Isabey Mosque is the oldest and most magnificent product of Turkish (Seljuk) architecture and Anatolian Principalities. The mosque is located on Ayasuluk Hill, where there was an uninterrupted life during the Greek, Roman, Byzantine, and Turkish periods when Selcuk Ephesus was first established. Mosque, Temple of Artemis, and St. It is located in the middle of St. Jean’s Basilica.
Isabey Mosque Hıstory
Isabey Mosque was built by Aydınoğlu Isa Bey in 1375 by Architect Ali İbn-el Dımışkü from Damascus.

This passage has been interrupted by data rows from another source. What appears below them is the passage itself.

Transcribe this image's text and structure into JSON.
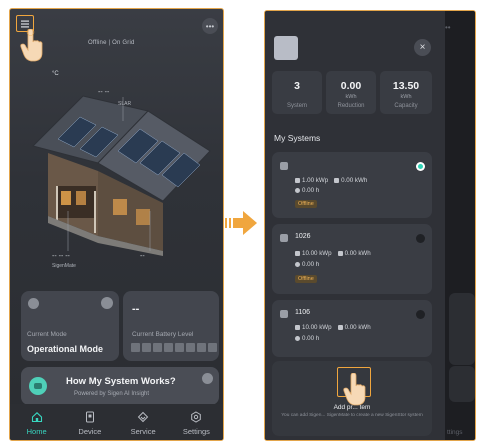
{
  "left_screen": {
    "status": "Offline | On Grid",
    "temperature_unit": "°C",
    "house_labels": {
      "top": "-- --",
      "solar": "SLAR",
      "left_dash": "-- -- --",
      "left_name": "SigenMate",
      "right_dash": "--"
    },
    "mode_card": {
      "label": "Current Mode",
      "value": "Operational Mode"
    },
    "battery_card": {
      "value": "--",
      "label": "Current Battery Level"
    },
    "how_card": {
      "title": "How My System Works?",
      "subtitle": "Powered by Sigen AI Insight"
    },
    "nav": [
      {
        "label": "Home",
        "icon": "home-icon",
        "active": true
      },
      {
        "label": "Device",
        "icon": "device-icon",
        "active": false
      },
      {
        "label": "Service",
        "icon": "service-icon",
        "active": false
      },
      {
        "label": "Settings",
        "icon": "settings-icon",
        "active": false
      }
    ]
  },
  "right_screen": {
    "close_label": "×",
    "stats": [
      {
        "value": "3",
        "unit": "",
        "label": "System"
      },
      {
        "value": "0.00",
        "unit": "kWh",
        "label": "Reduction"
      },
      {
        "value": "13.50",
        "unit": "kWh",
        "label": "Capacity"
      }
    ],
    "section_title": "My Systems",
    "systems": [
      {
        "name": "",
        "power": "1.00 kWp",
        "energy": "0.00 kWh",
        "hours": "0.00 h",
        "badge": "Offline",
        "selected": true
      },
      {
        "name": "1026",
        "power": "10.00 kWp",
        "energy": "0.00 kWh",
        "hours": "0.00 h",
        "badge": "Offline",
        "selected": false
      },
      {
        "name": "1106",
        "power": "10.00 kWp",
        "energy": "0.00 kWh",
        "hours": "0.00 h",
        "badge": "",
        "selected": false
      }
    ],
    "add_card": {
      "title": "Add pr... tem",
      "subtitle": "You can add Sigen... SigenMate to create a new SigenStor system"
    },
    "shadow_nav_label": "ttings"
  },
  "colors": {
    "accent": "#38d6c0",
    "highlight": "#f0a63e",
    "offline_badge": "#f0b357"
  }
}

In the construction of the mosque, some pieces from Ephesus and the Temple of Artemis, especially the columns, gave life to this immortal work created by the Seljuk Turks in Ephesus. (Ephesus was not only the name of the ancient city of Ephesus but also the name of the geography called Selçuk today).
The two entrance doors of the mosque, which were built on an unsymmetrical plan, are on the west and east sides. The western gate is decorated with inscriptions and geometric shapes. The walls in the west direction are made of marble, and the other facades are made of cut stone. Its facade, window edges, and both dome drums are decorated with Seljuk tiles.
One of the two minarets rising above the east and west doors of the mosque was completely destroyed in the earthquake and the other was on the balcony. The roofs of the mosque were also destroyed in the same earthquakes.
Isa Bey Mosque is one of the first examples of Anatolian mosques with its two minarets, a portico, and a courtyard with a fountain. Isa Bey Mosque, which gradually lost its importance with the expansion of the Ottoman Empire and the domination of the Seljuks, was left to its fate for a long time. Mosque in ruins at the end of the 19th century, It was used as a caravanserai in the second half of the 9th century. In this process, the changes applied to the structure caused serious destruction.
The roof and mihrab of the mosque, which was almost completely destroyed in 1975, were reopened for worship after the restoration made by the Foundations in 1990. Although the mosque has lost its original character in some places, it still maintains its splendor and impressiveness.